Not having electricity impacts the obvious stuff – cellphones run out of battery power, there are no lights for houses at night; often telecommunications require power too. But in an electricity-dependent society, other basic necessities rely on the grid too. Napier is using generators to pump the town’s drinking water supply, a lack of refrigeration in warm weather can make food go bad, people with electric mobility aids can find it hard to get around. While microgrids, home generators and solar roof panels may become more widely used, for now restoring the mainstream power grid is urgent.

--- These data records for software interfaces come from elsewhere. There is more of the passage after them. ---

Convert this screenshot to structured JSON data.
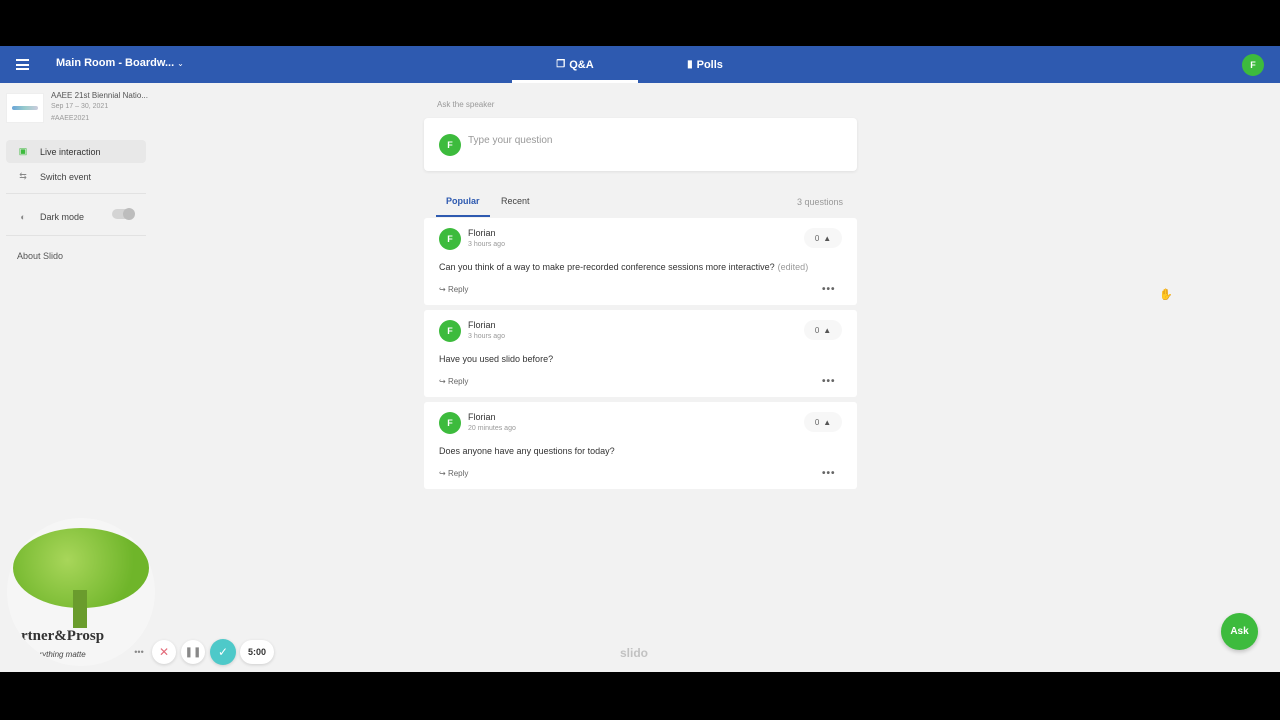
{
  "header": {
    "room_title": "Main Room - Boardw...",
    "tabs": [
      {
        "label": "Q&A",
        "icon": "chat-bubbles-icon"
      },
      {
        "label": "Polls",
        "icon": "bar-chart-icon"
      }
    ],
    "user_initial": "F"
  },
  "sidebar": {
    "event": {
      "name": "AAEE 21st Biennial Natio...",
      "date": "Sep 17 – 30, 2021",
      "hashtag": "#AAEE2021"
    },
    "items": [
      {
        "label": "Live interaction",
        "icon": "chat-icon",
        "active": true
      },
      {
        "label": "Switch event",
        "icon": "swap-icon",
        "active": false
      }
    ],
    "dark_mode_label": "Dark mode",
    "dark_mode_on": false,
    "about_label": "About Slido"
  },
  "ask": {
    "label": "Ask the speaker",
    "placeholder": "Type your question",
    "avatar_initial": "F",
    "fab_label": "Ask"
  },
  "questions_panel": {
    "tabs": [
      "Popular",
      "Recent"
    ],
    "active_tab": "Popular",
    "count_text": "3 questions",
    "questions": [
      {
        "initial": "F",
        "author": "Florian",
        "time": "3 hours ago",
        "likes": "0",
        "text": "Can you think of a way to make pre-recorded conference sessions more interactive?",
        "edited": "(edited)",
        "reply_label": "Reply"
      },
      {
        "initial": "F",
        "author": "Florian",
        "time": "3 hours ago",
        "likes": "0",
        "text": "Have you used slido before?",
        "edited": "",
        "reply_label": "Reply"
      },
      {
        "initial": "F",
        "author": "Florian",
        "time": "20 minutes ago",
        "likes": "0",
        "text": "Does anyone have any questions for today?",
        "edited": "",
        "reply_label": "Reply"
      }
    ]
  },
  "footer": {
    "watermark": "slido"
  },
  "overlay": {
    "brand_text": "rtner&Prosp",
    "brand_tagline": "erything matte",
    "timer": "5:00"
  },
  "colors": {
    "header_bg": "#2e5ab0",
    "accent_green": "#3dbb3d",
    "check_teal": "#4ec9c9"
  }
}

Vector’s teams are experienced in developing “plans of attack” for repairs. Inglis checks in with teams across Auckland as they evaluate their options, sort the tasks into a list and talk about how to mitigate risks. It can be a multi-step process: Inglis gives the example of a broken or damaged pole that needs replacing. “If there are trees around it, we have to get a tree contractor in to clear the trees before we get there,” he says. “Then we take off all the conductors, remove it, dig a new hole, get the pole in there, and put everything back up.”
At the moment, with thousands of people without power, prioritising repairs is challenging. Vector receives reports from the public, as well as monitoring lines themselves – with drones and helicopters, from their control room, and by sending data to electricity meters to check they’re on. Sometimes damage is done to a “feeder” line that can cut off a whole suburb; at other times, only part of a street is left in the dark.
“In the first 72 hours, we’ve been trying to make the areas [that need repairs] smaller,” Inglis says. “We’ve had to wait for the wind to die down to scope out the repairs.” Sequencing is essential. The team is focusing on getting the “backbone” of the system operational so that smaller repairs, to houses and streets, can be done next.
One of the reason’s restoring electricity was particularly difficult during the cyclone was the high winds, which made it extremely dangerous to do things like climb high power poles or move big pieces of equipment.
Health and safety regulations have tightened considerably since Inglis started working with electricity decades ago. Greater precautions are now taken to protect workers from falls and electrocution. Before starting work on a line, it’s tested to make sure it’s properly switched off. Then earthing cables are laid to make sure that if the cable does come on by accident or there’s a lightning strike, the electricity will flow into the earth, not a person. The teams check with the control room to test that the earthing is working.
The mechanics work in teams of three or four with extra teams or contractors added if the task requires it. The mechanic wears special gear, including dielectric boots made from non-conductive material like rubber and leather, to prevent shocks. When the problem’s fixed, electricity can be restored, and it’s on to the next job.
And while all the specialist gear helps, “you’d be surprised how many line mechanics are scared of heights,” says Inglis, chuckling. “You just get used to it.”
While the last week has been particularly full on, maintaining the systems that keep electricity running is daily work for Inglis and teams at electricity distributors across the motu. Their work makes an enormous difference to people’s lives, even if the impact is usually noticed only when the electricity doesn’t flow.
While the last week has been hectic – much worse than Cyclone Bola in 1988, when Inglis was working on repairs too – he wants people to know that the lines teams are doing their best. “This one has hit a lot harder, it’s going to take longer than normal to fix,” he says. “We feel sorry for people who don’t have power; our goal is to get their power back as soon as we can.”